Items from a data source

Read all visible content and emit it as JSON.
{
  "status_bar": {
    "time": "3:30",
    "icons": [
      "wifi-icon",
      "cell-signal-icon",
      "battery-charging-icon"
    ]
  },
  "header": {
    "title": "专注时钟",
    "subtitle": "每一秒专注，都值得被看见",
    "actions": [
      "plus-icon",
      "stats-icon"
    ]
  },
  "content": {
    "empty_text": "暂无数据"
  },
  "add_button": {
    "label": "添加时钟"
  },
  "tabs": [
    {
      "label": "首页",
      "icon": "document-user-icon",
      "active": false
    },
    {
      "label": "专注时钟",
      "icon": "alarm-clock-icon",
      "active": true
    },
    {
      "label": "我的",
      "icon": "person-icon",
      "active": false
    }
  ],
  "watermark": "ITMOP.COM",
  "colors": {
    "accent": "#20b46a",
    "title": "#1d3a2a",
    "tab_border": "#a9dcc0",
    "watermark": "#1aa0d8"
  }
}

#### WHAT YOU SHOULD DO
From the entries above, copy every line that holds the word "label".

#### YOUR SOLUTION
    "label": "添加时钟"
      "label": "首页",
      "label": "专注时钟",
      "label": "我的",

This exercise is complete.